Every now and then we of non-technical education read an article written by and for a technical audience, and kind of get it, and feel the stretch is worth the effort. Raxa Collective works in locations where palm oil is grown, and recently has scouted locations in Borneo that make this article both eye-opening and eye-popping:
Palm oil is a wonderfully versatile and cheap raw material. On its own or via chemical derivatives, the oil makes its way into many packaged foods and into household products ranging from fine cosmetics to heavy-duty detergents.

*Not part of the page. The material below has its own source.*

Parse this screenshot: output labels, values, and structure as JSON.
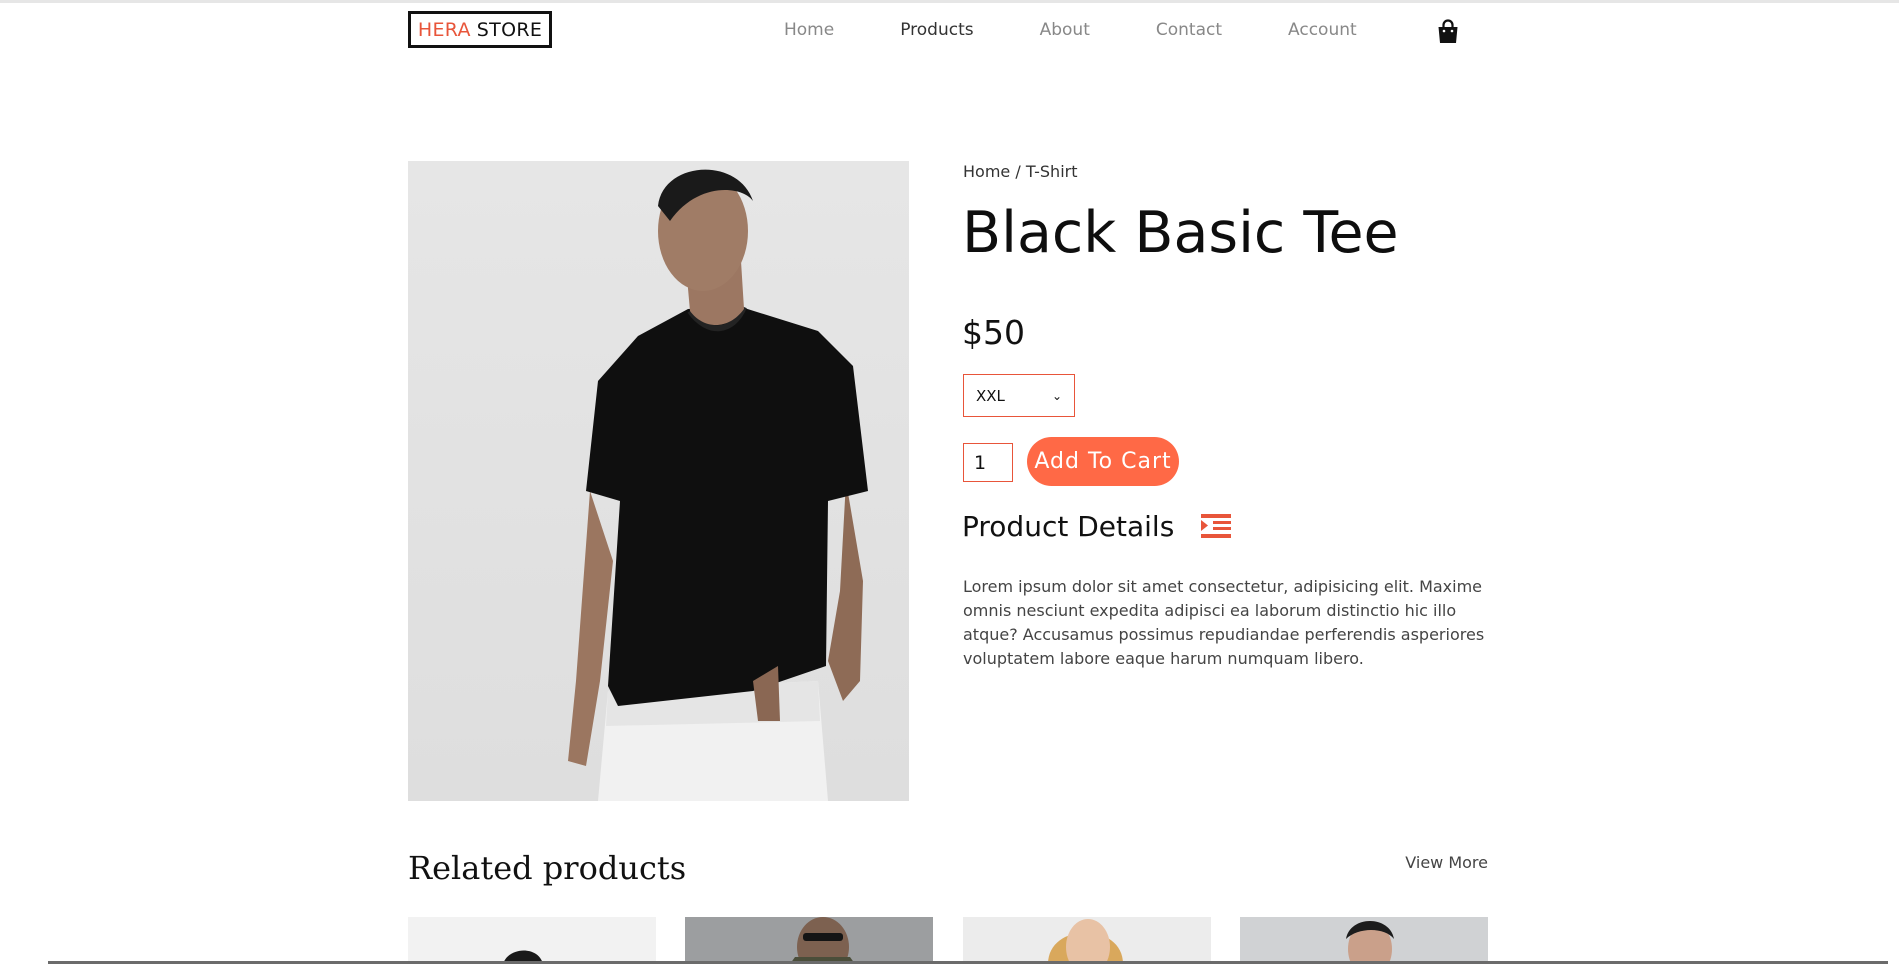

Some 63 million metric tons of palm oil is harvested annually from tropical plantations, 87 percent of it coming from Malaysia and Indonesia. Palm oil is derived from the flesh and kernel of the fruit of oil palms. Demand for the oil is set to exceed 70 million metric tons by the middle of the next decade.
But palm oil’s large-scale use has environmental costs. In Southeast Asia, it is the leading driver of deforestation. Indonesia has the third-largest area of contiguous tropical forest in the world, but according to a 2007 United Nations Environment Programme report, 98 percent of the country’s natural rainforest will be destroyed by 2022 unless strict conservation measures are implemented.
Chemical companies are part of the problem because they are using ever-larger quantities of palm oil to make the “green” products demanded by consumers. But chemical firms such as Clariant, Croda, and Evonik Industries say they can be part of the solution by putting systems in place to ensure that they don’t source palm oil grown on land that has been recently deforested.
Critics argue that even more stringent measures are needed if rainforests are to survive. Meanwhile, other chemical and biotech firms are taking a completely different approach by looking to develop industrial biotechnology processes for next-generation oils that might someday replace palm.
The Roundtable on Sustainable Palm Oil, or RSPO, was set up 11 years ago by palm oil producers and users to address the sector’s environmental impact. RSPO, which has 855 members, has devised two certification systems for ensuring that its members can source palm oil sustainably. Both approaches classify sustainable plantations as those not grown on land cleared of tropical rainforest after November 2005.
The first approach, dubbed mass balance, monitors the volume of sustainable palm oil entering the supply chain to make sure it doesn’t exceed the amount of product that is grown on sustainable plantations. In mass balance, unsustainable and sustainable oil may be mixed as they travel along the supply chain.
The second approach, segregation, is more rigorous and harder to implement than mass balance. Oil certified as sustainable is segregated from conventional oil at every stage of the supply chain from the plantation through to a food or chemical company’s gates…
Read the whole article here.